• _Recorded data_
- Opening Delimiter -

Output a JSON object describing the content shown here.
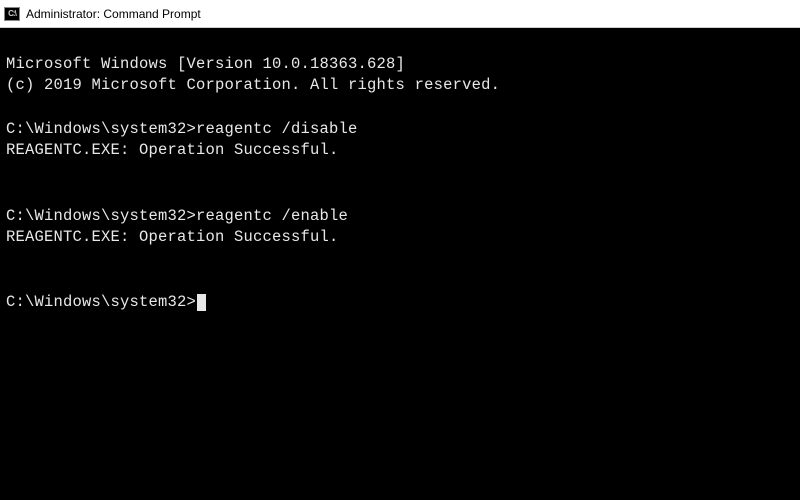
{
  "titlebar": {
    "icon_glyph": "C:\\",
    "title": "Administrator: Command Prompt"
  },
  "terminal": {
    "version_line": "Microsoft Windows [Version 10.0.18363.628]",
    "copyright_line": "(c) 2019 Microsoft Corporation. All rights reserved.",
    "prompt": "C:\\Windows\\system32>",
    "block1": {
      "command": "reagentc /disable",
      "result": "REAGENTC.EXE: Operation Successful."
    },
    "block2": {
      "command": "reagentc /enable",
      "result": "REAGENTC.EXE: Operation Successful."
    }
  }
}
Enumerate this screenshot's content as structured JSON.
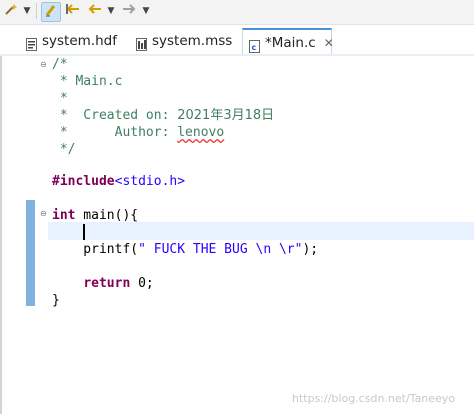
{
  "toolbar": {
    "items": [
      "wand-icon",
      "dropdown-arrow",
      "highlight-icon",
      "back-edit-icon",
      "back-icon",
      "forward-icon"
    ]
  },
  "tabs": [
    {
      "label": "system.hdf",
      "icon": "file-hdf-icon",
      "active": false
    },
    {
      "label": "system.mss",
      "icon": "file-mss-icon",
      "active": false
    },
    {
      "label": "*Main.c",
      "icon": "c-file-icon",
      "active": true,
      "close": "✕"
    }
  ],
  "code": {
    "c1": "/*",
    "c2": " * Main.c",
    "c3": " *",
    "c4_prefix": " *  Created on: ",
    "c4_date": "2021年3月18日",
    "c5_prefix": " *      Author: ",
    "c5_author": "lenovo",
    "c6": " */",
    "include_kw": "#include",
    "include_hdr": "<stdio.h>",
    "main_kw": "int",
    "main_rest": " main(){",
    "printf_pre": "    printf(",
    "printf_str": "\" FUCK THE BUG \\n \\r\"",
    "printf_post": ");",
    "return_kw": "return",
    "return_rest": " 0;",
    "return_indent": "    ",
    "close_brace": "}"
  },
  "watermark": "https://blog.csdn.net/Taneeyo"
}
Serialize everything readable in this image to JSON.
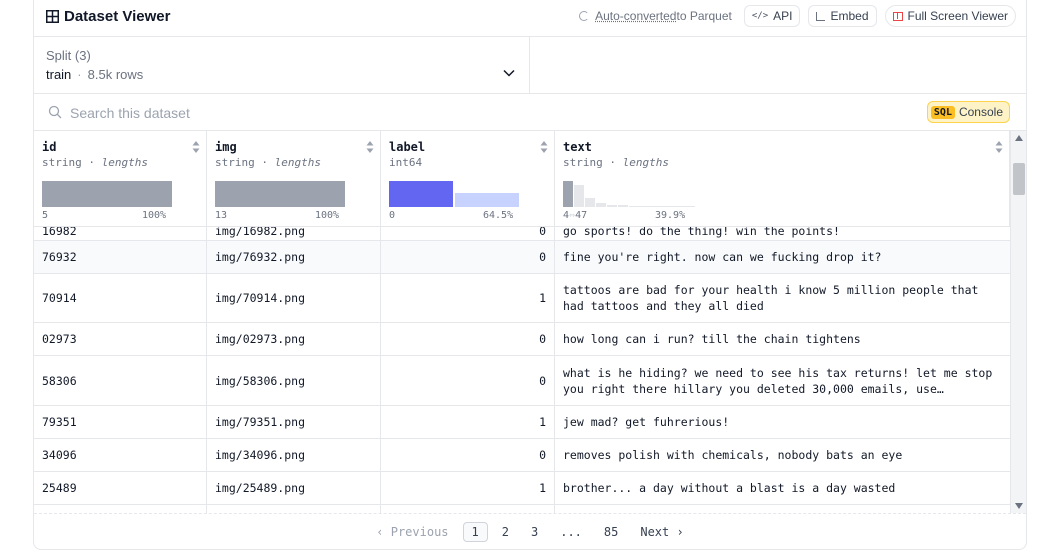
{
  "header": {
    "title": "Dataset Viewer",
    "auto_converted": "Auto-converted",
    "to_parquet": " to Parquet",
    "api_label": "API",
    "embed_label": "Embed",
    "full_screen_label": "Full Screen Viewer"
  },
  "split": {
    "label": "Split (3)",
    "value": "train",
    "rows": "8.5k rows"
  },
  "search": {
    "placeholder": "Search this dataset"
  },
  "sql": {
    "tag": "SQL",
    "label": "Console"
  },
  "columns": [
    {
      "name": "id",
      "type": "string",
      "type_extra": "lengths",
      "min": "5",
      "max": "100%"
    },
    {
      "name": "img",
      "type": "string",
      "type_extra": "lengths",
      "min": "13",
      "max": "100%"
    },
    {
      "name": "label",
      "type": "int64",
      "type_extra": "",
      "min": "0",
      "max": "64.5%"
    },
    {
      "name": "text",
      "type": "string",
      "type_extra": "lengths",
      "min": "4",
      "min_suffix": "47",
      "max": "39.9%"
    }
  ],
  "rows": [
    {
      "id": "16982",
      "img": "img/16982.png",
      "label": "0",
      "text": "go sports! do the thing! win the points!"
    },
    {
      "id": "76932",
      "img": "img/76932.png",
      "label": "0",
      "text": "fine you're right. now can we fucking drop it?"
    },
    {
      "id": "70914",
      "img": "img/70914.png",
      "label": "1",
      "text": "tattoos are bad for your health i know 5 million people that had tattoos and they all died"
    },
    {
      "id": "02973",
      "img": "img/02973.png",
      "label": "0",
      "text": "how long can i run? till the chain tightens"
    },
    {
      "id": "58306",
      "img": "img/58306.png",
      "label": "0",
      "text": "what is he hiding? we need to see his tax returns! let me stop you right there hillary you deleted 30,000 emails, use…"
    },
    {
      "id": "79351",
      "img": "img/79351.png",
      "label": "1",
      "text": "jew mad? get fuhrerious!"
    },
    {
      "id": "34096",
      "img": "img/34096.png",
      "label": "0",
      "text": "removes polish with chemicals, nobody bats an eye"
    },
    {
      "id": "25489",
      "img": "img/25489.png",
      "label": "1",
      "text": "brother... a day without a blast is a day wasted"
    }
  ],
  "pagination": {
    "previous": "‹ Previous",
    "pages": [
      "1",
      "2",
      "3",
      "...",
      "85"
    ],
    "next": "Next ›",
    "current": "1"
  },
  "colors": {
    "accent_histogram": "#6366f1",
    "accent_histogram_light": "#c7d2fe",
    "histogram_gray": "#9ca3af",
    "sql_tag": "#fbbf24",
    "full_screen_icon": "#ef4444"
  },
  "icons": {
    "title": "table-grid-icon",
    "auto_converted": "spinner-icon",
    "api": "code-icon",
    "embed": "embed-icon",
    "full_screen": "fullscreen-icon",
    "split": "chevron-down-icon",
    "search": "search-icon",
    "sort": "sort-icon"
  }
}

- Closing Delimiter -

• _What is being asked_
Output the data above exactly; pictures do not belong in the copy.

• _Output for this task_
Output a JSON object describing the content shown here.
{
  "titlebar": {
    "icon_glyph": "C:\\",
    "title": "Administrator: Command Prompt"
  },
  "terminal": {
    "version_line": "Microsoft Windows [Version 10.0.18363.628]",
    "copyright_line": "(c) 2019 Microsoft Corporation. All rights reserved.",
    "prompt": "C:\\Windows\\system32>",
    "block1": {
      "command": "reagentc /disable",
      "result": "REAGENTC.EXE: Operation Successful."
    },
    "block2": {
      "command": "reagentc /enable",
      "result": "REAGENTC.EXE: Operation Successful."
    }
  }
}
Enumerate this screenshot's content as structured JSON.
{
  "toolbar": {
    "items": [
      "wand-icon",
      "dropdown-arrow",
      "highlight-icon",
      "back-edit-icon",
      "back-icon",
      "forward-icon"
    ]
  },
  "tabs": [
    {
      "label": "system.hdf",
      "icon": "file-hdf-icon",
      "active": false
    },
    {
      "label": "system.mss",
      "icon": "file-mss-icon",
      "active": false
    },
    {
      "label": "*Main.c",
      "icon": "c-file-icon",
      "active": true,
      "close": "✕"
    }
  ],
  "code": {
    "c1": "/*",
    "c2": " * Main.c",
    "c3": " *",
    "c4_prefix": " *  Created on: ",
    "c4_date": "2021年3月18日",
    "c5_prefix": " *      Author: ",
    "c5_author": "lenovo",
    "c6": " */",
    "include_kw": "#include",
    "include_hdr": "<stdio.h>",
    "main_kw": "int",
    "main_rest": " main(){",
    "printf_pre": "    printf(",
    "printf_str": "\" FUCK THE BUG \\n \\r\"",
    "printf_post": ");",
    "return_kw": "return",
    "return_rest": " 0;",
    "return_indent": "    ",
    "close_brace": "}"
  },
  "watermark": "https://blog.csdn.net/Taneeyo"
}
Serialize everything readable in this image to JSON.
{
  "header": {
    "title": "Dataset Viewer",
    "auto_converted": "Auto-converted",
    "to_parquet": " to Parquet",
    "api_label": "API",
    "embed_label": "Embed",
    "full_screen_label": "Full Screen Viewer"
  },
  "split": {
    "label": "Split (3)",
    "value": "train",
    "rows": "8.5k rows"
  },
  "search": {
    "placeholder": "Search this dataset"
  },
  "sql": {
    "tag": "SQL",
    "label": "Console"
  },
  "columns": [
    {
      "name": "id",
      "type": "string",
      "type_extra": "lengths",
      "min": "5",
      "max": "100%"
    },
    {
      "name": "img",
      "type": "string",
      "type_extra": "lengths",
      "min": "13",
      "max": "100%"
    },
    {
      "name": "label",
      "type": "int64",
      "type_extra": "",
      "min": "0",
      "max": "64.5%"
    },
    {
      "name": "text",
      "type": "string",
      "type_extra": "lengths",
      "min": "4",
      "min_suffix": "47",
      "max": "39.9%"
    }
  ],
  "rows": [
    {
      "id": "16982",
      "img": "img/16982.png",
      "label": "0",
      "text": "go sports! do the thing! win the points!"
    },
    {
      "id": "76932",
      "img": "img/76932.png",
      "label": "0",
      "text": "fine you're right. now can we fucking drop it?"
    },
    {
      "id": "70914",
      "img": "img/70914.png",
      "label": "1",
      "text": "tattoos are bad for your health i know 5 million people that had tattoos and they all died"
    },
    {
      "id": "02973",
      "img": "img/02973.png",
      "label": "0",
      "text": "how long can i run? till the chain tightens"
    },
    {
      "id": "58306",
      "img": "img/58306.png",
      "label": "0",
      "text": "what is he hiding? we need to see his tax returns! let me stop you right there hillary you deleted 30,000 emails, use…"
    },
    {
      "id": "79351",
      "img": "img/79351.png",
      "label": "1",
      "text": "jew mad? get fuhrerious!"
    },
    {
      "id": "34096",
      "img": "img/34096.png",
      "label": "0",
      "text": "removes polish with chemicals, nobody bats an eye"
    },
    {
      "id": "25489",
      "img": "img/25489.png",
      "label": "1",
      "text": "brother... a day without a blast is a day wasted"
    }
  ],
  "pagination": {
    "previous": "‹ Previous",
    "pages": [
      "1",
      "2",
      "3",
      "...",
      "85"
    ],
    "next": "Next ›",
    "current": "1"
  },
  "colors": {
    "accent_histogram": "#6366f1",
    "accent_histogram_light": "#c7d2fe",
    "histogram_gray": "#9ca3af",
    "sql_tag": "#fbbf24",
    "full_screen_icon": "#ef4444"
  },
  "icons": {
    "title": "table-grid-icon",
    "auto_converted": "spinner-icon",
    "api": "code-icon",
    "embed": "embed-icon",
    "full_screen": "fullscreen-icon",
    "split": "chevron-down-icon",
    "search": "search-icon",
    "sort": "sort-icon"
  }
}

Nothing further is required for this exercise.